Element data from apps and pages
============

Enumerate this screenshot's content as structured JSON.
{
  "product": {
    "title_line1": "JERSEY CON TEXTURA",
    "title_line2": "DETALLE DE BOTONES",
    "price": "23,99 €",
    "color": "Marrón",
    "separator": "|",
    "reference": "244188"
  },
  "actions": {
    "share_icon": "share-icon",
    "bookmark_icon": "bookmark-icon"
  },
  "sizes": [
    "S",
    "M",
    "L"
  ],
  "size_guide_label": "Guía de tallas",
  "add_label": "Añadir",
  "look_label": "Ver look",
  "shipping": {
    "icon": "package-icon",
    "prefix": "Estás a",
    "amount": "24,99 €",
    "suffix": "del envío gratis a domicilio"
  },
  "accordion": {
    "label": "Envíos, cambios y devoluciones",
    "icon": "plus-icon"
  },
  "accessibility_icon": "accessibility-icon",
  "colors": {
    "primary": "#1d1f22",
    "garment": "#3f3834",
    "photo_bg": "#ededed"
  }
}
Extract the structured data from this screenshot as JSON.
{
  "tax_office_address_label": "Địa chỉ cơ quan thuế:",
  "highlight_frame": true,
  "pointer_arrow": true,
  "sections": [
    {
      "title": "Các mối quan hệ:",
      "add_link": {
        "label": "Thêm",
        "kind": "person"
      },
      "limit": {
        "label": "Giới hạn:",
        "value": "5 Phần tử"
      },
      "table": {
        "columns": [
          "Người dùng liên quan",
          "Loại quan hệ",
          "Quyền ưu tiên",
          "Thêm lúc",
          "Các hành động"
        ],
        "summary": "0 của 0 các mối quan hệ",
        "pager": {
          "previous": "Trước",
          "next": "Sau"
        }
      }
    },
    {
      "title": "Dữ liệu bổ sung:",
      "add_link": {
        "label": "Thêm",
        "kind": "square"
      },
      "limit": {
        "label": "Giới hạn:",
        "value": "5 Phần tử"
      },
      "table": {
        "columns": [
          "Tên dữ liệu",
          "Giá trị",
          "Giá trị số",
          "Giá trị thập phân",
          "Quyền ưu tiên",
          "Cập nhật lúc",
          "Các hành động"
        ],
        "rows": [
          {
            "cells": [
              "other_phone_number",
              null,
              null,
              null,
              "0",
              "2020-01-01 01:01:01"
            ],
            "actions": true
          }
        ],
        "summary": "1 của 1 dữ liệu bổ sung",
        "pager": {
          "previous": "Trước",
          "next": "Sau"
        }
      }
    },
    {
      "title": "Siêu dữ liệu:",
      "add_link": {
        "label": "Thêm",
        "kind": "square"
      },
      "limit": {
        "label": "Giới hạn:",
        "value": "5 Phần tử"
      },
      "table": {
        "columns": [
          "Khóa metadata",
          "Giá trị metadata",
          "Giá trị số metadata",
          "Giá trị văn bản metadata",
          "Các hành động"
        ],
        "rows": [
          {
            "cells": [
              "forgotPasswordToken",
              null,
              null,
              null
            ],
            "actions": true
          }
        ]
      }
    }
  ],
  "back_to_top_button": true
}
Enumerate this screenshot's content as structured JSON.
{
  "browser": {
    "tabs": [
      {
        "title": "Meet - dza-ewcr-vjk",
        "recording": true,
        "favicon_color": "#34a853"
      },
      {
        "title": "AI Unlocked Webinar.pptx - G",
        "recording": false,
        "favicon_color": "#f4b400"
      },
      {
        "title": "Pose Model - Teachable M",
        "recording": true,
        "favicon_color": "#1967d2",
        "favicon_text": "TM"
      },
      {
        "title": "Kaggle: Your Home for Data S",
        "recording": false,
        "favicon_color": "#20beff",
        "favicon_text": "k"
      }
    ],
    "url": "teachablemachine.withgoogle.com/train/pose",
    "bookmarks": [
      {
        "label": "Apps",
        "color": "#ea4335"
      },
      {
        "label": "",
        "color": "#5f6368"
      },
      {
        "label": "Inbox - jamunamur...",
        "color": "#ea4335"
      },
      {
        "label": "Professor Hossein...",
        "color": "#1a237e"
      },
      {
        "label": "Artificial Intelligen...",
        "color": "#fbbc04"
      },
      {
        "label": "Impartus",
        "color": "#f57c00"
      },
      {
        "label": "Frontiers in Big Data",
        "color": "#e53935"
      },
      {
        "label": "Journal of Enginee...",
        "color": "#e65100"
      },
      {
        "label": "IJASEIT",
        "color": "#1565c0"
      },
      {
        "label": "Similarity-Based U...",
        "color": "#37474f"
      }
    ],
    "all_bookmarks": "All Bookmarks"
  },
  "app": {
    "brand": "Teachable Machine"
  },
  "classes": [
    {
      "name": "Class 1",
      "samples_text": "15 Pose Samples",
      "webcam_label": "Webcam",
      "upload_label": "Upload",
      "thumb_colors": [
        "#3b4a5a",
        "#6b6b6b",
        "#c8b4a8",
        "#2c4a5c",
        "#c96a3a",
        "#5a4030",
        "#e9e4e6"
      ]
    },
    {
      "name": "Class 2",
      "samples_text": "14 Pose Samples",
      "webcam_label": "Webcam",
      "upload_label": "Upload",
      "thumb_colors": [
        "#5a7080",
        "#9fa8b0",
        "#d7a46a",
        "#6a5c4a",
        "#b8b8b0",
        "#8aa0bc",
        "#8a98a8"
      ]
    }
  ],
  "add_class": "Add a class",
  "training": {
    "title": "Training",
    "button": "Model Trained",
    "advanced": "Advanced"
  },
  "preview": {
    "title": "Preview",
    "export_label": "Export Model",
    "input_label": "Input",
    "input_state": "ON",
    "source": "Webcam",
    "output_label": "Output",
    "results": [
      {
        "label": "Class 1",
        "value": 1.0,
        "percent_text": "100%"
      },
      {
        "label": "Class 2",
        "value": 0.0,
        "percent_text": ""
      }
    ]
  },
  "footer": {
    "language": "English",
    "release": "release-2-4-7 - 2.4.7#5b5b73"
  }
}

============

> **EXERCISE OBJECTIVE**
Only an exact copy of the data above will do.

> **COMPLETED EXERCISE**
Enumerate this screenshot's content as structured JSON.
{
  "product": {
    "title_line1": "JERSEY CON TEXTURA",
    "title_line2": "DETALLE DE BOTONES",
    "price": "23,99 €",
    "color": "Marrón",
    "separator": "|",
    "reference": "244188"
  },
  "actions": {
    "share_icon": "share-icon",
    "bookmark_icon": "bookmark-icon"
  },
  "sizes": [
    "S",
    "M",
    "L"
  ],
  "size_guide_label": "Guía de tallas",
  "add_label": "Añadir",
  "look_label": "Ver look",
  "shipping": {
    "icon": "package-icon",
    "prefix": "Estás a",
    "amount": "24,99 €",
    "suffix": "del envío gratis a domicilio"
  },
  "accordion": {
    "label": "Envíos, cambios y devoluciones",
    "icon": "plus-icon"
  },
  "accessibility_icon": "accessibility-icon",
  "colors": {
    "primary": "#1d1f22",
    "garment": "#3f3834",
    "photo_bg": "#ededed"
  }
}
Extract the structured data from this screenshot as JSON.
{
  "tax_office_address_label": "Địa chỉ cơ quan thuế:",
  "highlight_frame": true,
  "pointer_arrow": true,
  "sections": [
    {
      "title": "Các mối quan hệ:",
      "add_link": {
        "label": "Thêm",
        "kind": "person"
      },
      "limit": {
        "label": "Giới hạn:",
        "value": "5 Phần tử"
      },
      "table": {
        "columns": [
          "Người dùng liên quan",
          "Loại quan hệ",
          "Quyền ưu tiên",
          "Thêm lúc",
          "Các hành động"
        ],
        "summary": "0 của 0 các mối quan hệ",
        "pager": {
          "previous": "Trước",
          "next": "Sau"
        }
      }
    },
    {
      "title": "Dữ liệu bổ sung:",
      "add_link": {
        "label": "Thêm",
        "kind": "square"
      },
      "limit": {
        "label": "Giới hạn:",
        "value": "5 Phần tử"
      },
      "table": {
        "columns": [
          "Tên dữ liệu",
          "Giá trị",
          "Giá trị số",
          "Giá trị thập phân",
          "Quyền ưu tiên",
          "Cập nhật lúc",
          "Các hành động"
        ],
        "rows": [
          {
            "cells": [
              "other_phone_number",
              null,
              null,
              null,
              "0",
              "2020-01-01 01:01:01"
            ],
            "actions": true
          }
        ],
        "summary": "1 của 1 dữ liệu bổ sung",
        "pager": {
          "previous": "Trước",
          "next": "Sau"
        }
      }
    },
    {
      "title": "Siêu dữ liệu:",
      "add_link": {
        "label": "Thêm",
        "kind": "square"
      },
      "limit": {
        "label": "Giới hạn:",
        "value": "5 Phần tử"
      },
      "table": {
        "columns": [
          "Khóa metadata",
          "Giá trị metadata",
          "Giá trị số metadata",
          "Giá trị văn bản metadata",
          "Các hành động"
        ],
        "rows": [
          {
            "cells": [
              "forgotPasswordToken",
              null,
              null,
              null
            ],
            "actions": true
          }
        ]
      }
    }
  ],
  "back_to_top_button": true
}
Enumerate this screenshot's content as structured JSON.
{
  "browser": {
    "tabs": [
      {
        "title": "Meet - dza-ewcr-vjk",
        "recording": true,
        "favicon_color": "#34a853"
      },
      {
        "title": "AI Unlocked Webinar.pptx - G",
        "recording": false,
        "favicon_color": "#f4b400"
      },
      {
        "title": "Pose Model - Teachable M",
        "recording": true,
        "favicon_color": "#1967d2",
        "favicon_text": "TM"
      },
      {
        "title": "Kaggle: Your Home for Data S",
        "recording": false,
        "favicon_color": "#20beff",
        "favicon_text": "k"
      }
    ],
    "url": "teachablemachine.withgoogle.com/train/pose",
    "bookmarks": [
      {
        "label": "Apps",
        "color": "#ea4335"
      },
      {
        "label": "",
        "color": "#5f6368"
      },
      {
        "label": "Inbox - jamunamur...",
        "color": "#ea4335"
      },
      {
        "label": "Professor Hossein...",
        "color": "#1a237e"
      },
      {
        "label": "Artificial Intelligen...",
        "color": "#fbbc04"
      },
      {
        "label": "Impartus",
        "color": "#f57c00"
      },
      {
        "label": "Frontiers in Big Data",
        "color": "#e53935"
      },
      {
        "label": "Journal of Enginee...",
        "color": "#e65100"
      },
      {
        "label": "IJASEIT",
        "color": "#1565c0"
      },
      {
        "label": "Similarity-Based U...",
        "color": "#37474f"
      }
    ],
    "all_bookmarks": "All Bookmarks"
  },
  "app": {
    "brand": "Teachable Machine"
  },
  "classes": [
    {
      "name": "Class 1",
      "samples_text": "15 Pose Samples",
      "webcam_label": "Webcam",
      "upload_label": "Upload",
      "thumb_colors": [
        "#3b4a5a",
        "#6b6b6b",
        "#c8b4a8",
        "#2c4a5c",
        "#c96a3a",
        "#5a4030",
        "#e9e4e6"
      ]
    },
    {
      "name": "Class 2",
      "samples_text": "14 Pose Samples",
      "webcam_label": "Webcam",
      "upload_label": "Upload",
      "thumb_colors": [
        "#5a7080",
        "#9fa8b0",
        "#d7a46a",
        "#6a5c4a",
        "#b8b8b0",
        "#8aa0bc",
        "#8a98a8"
      ]
    }
  ],
  "add_class": "Add a class",
  "training": {
    "title": "Training",
    "button": "Model Trained",
    "advanced": "Advanced"
  },
  "preview": {
    "title": "Preview",
    "export_label": "Export Model",
    "input_label": "Input",
    "input_state": "ON",
    "source": "Webcam",
    "output_label": "Output",
    "results": [
      {
        "label": "Class 1",
        "value": 1.0,
        "percent_text": "100%"
      },
      {
        "label": "Class 2",
        "value": 0.0,
        "percent_text": ""
      }
    ]
  },
  "footer": {
    "language": "English",
    "release": "release-2-4-7 - 2.4.7#5b5b73"
  }
}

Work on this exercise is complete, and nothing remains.